* **WHAT YOU NEED TO DO**:
Output the line containing "Transcribe this image's", then every remaining line of the entries below, exactly as written and with no other text.

* **DATA SECTION**:
[Start of Attachment]

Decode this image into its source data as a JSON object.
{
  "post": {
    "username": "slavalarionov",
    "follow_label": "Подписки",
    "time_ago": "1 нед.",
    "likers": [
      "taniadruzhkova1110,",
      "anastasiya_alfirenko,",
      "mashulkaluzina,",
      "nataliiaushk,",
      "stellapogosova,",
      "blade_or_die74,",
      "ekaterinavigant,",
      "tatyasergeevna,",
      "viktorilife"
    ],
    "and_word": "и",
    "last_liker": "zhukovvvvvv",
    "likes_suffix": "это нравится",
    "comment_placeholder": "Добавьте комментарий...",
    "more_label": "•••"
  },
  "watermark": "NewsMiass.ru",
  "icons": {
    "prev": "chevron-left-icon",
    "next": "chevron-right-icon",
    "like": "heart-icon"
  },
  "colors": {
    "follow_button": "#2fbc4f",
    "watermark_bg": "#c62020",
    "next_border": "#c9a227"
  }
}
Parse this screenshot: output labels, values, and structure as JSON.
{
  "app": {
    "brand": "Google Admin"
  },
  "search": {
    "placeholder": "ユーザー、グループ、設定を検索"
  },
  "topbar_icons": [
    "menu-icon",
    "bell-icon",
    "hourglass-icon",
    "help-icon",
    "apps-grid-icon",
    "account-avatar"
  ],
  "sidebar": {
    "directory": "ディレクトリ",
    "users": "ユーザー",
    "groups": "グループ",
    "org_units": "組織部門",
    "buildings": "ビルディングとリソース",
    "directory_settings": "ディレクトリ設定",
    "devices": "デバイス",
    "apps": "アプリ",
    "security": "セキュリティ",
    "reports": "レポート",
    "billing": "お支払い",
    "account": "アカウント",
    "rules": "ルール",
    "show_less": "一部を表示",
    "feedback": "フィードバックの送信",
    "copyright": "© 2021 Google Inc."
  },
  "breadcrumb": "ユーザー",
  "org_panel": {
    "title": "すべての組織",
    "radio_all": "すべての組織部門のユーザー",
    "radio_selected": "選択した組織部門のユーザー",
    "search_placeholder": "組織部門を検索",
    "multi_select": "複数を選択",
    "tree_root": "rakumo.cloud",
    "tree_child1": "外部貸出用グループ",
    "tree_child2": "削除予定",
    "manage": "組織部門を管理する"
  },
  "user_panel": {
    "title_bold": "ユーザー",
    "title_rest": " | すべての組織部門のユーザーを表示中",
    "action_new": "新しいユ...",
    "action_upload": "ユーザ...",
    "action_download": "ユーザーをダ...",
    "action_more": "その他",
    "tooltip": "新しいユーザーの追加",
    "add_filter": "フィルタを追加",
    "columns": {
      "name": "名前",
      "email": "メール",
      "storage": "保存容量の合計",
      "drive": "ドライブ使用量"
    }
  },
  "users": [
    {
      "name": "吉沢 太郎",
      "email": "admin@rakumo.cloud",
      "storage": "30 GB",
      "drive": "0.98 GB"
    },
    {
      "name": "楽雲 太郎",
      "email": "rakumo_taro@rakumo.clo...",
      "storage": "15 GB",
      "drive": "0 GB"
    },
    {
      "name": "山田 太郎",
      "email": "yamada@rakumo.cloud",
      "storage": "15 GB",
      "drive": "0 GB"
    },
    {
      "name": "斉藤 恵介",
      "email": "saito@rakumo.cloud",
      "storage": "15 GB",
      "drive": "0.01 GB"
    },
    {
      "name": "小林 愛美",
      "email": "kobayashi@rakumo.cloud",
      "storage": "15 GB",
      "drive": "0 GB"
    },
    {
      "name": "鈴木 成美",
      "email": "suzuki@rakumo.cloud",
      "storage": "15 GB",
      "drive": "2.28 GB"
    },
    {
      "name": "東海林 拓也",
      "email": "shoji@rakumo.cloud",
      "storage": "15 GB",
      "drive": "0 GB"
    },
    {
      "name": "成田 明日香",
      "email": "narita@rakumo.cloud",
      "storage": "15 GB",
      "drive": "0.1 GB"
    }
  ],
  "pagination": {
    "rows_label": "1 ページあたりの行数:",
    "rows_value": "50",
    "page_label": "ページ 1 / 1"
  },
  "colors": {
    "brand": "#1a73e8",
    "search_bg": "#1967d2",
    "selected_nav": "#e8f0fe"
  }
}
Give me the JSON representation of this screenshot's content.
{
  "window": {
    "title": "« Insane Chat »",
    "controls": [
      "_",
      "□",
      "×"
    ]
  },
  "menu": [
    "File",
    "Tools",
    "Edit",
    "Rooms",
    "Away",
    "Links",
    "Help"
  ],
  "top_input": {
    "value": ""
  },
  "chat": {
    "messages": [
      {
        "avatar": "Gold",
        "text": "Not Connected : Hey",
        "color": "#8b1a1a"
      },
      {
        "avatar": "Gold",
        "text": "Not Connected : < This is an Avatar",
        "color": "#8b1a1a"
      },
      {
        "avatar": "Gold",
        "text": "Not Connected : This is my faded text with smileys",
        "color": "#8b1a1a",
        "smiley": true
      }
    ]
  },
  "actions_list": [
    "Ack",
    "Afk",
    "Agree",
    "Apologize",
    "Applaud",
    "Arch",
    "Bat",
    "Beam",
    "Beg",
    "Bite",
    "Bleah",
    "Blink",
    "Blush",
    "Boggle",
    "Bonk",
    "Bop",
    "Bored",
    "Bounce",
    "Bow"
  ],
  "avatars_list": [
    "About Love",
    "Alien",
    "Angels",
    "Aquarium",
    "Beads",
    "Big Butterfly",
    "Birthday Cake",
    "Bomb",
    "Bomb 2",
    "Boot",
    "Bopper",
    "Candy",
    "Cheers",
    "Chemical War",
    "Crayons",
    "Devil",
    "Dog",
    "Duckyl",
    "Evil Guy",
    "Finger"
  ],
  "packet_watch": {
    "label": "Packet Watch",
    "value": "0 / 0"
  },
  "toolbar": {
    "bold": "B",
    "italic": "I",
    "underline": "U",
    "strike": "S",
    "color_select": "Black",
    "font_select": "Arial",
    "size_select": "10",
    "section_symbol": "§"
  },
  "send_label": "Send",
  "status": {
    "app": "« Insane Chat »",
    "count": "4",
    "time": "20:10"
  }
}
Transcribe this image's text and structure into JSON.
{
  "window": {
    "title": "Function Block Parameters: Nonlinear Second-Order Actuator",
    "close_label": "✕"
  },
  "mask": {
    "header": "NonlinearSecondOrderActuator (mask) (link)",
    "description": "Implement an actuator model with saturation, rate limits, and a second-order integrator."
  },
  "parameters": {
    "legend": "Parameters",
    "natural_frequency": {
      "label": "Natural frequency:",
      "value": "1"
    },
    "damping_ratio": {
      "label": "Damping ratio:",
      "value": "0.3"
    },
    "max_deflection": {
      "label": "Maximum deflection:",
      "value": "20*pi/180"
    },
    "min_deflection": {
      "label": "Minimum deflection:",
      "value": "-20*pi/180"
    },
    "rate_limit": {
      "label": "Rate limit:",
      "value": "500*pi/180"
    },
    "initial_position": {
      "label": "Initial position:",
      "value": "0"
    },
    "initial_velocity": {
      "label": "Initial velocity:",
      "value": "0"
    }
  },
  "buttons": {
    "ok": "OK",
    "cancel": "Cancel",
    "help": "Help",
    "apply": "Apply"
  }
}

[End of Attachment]

* **YOUR RESPONSE**:
Transcribe this image's text and structure into JSON.
{
  "window": {
    "title": "Function Block Parameters: Nonlinear Second-Order Actuator",
    "close_label": "✕"
  },
  "mask": {
    "header": "NonlinearSecondOrderActuator (mask) (link)",
    "description": "Implement an actuator model with saturation, rate limits, and a second-order integrator."
  },
  "parameters": {
    "legend": "Parameters",
    "natural_frequency": {
      "label": "Natural frequency:",
      "value": "1"
    },
    "damping_ratio": {
      "label": "Damping ratio:",
      "value": "0.3"
    },
    "max_deflection": {
      "label": "Maximum deflection:",
      "value": "20*pi/180"
    },
    "min_deflection": {
      "label": "Minimum deflection:",
      "value": "-20*pi/180"
    },
    "rate_limit": {
      "label": "Rate limit:",
      "value": "500*pi/180"
    },
    "initial_position": {
      "label": "Initial position:",
      "value": "0"
    },
    "initial_velocity": {
      "label": "Initial velocity:",
      "value": "0"
    }
  },
  "buttons": {
    "ok": "OK",
    "cancel": "Cancel",
    "help": "Help",
    "apply": "Apply"
  }
}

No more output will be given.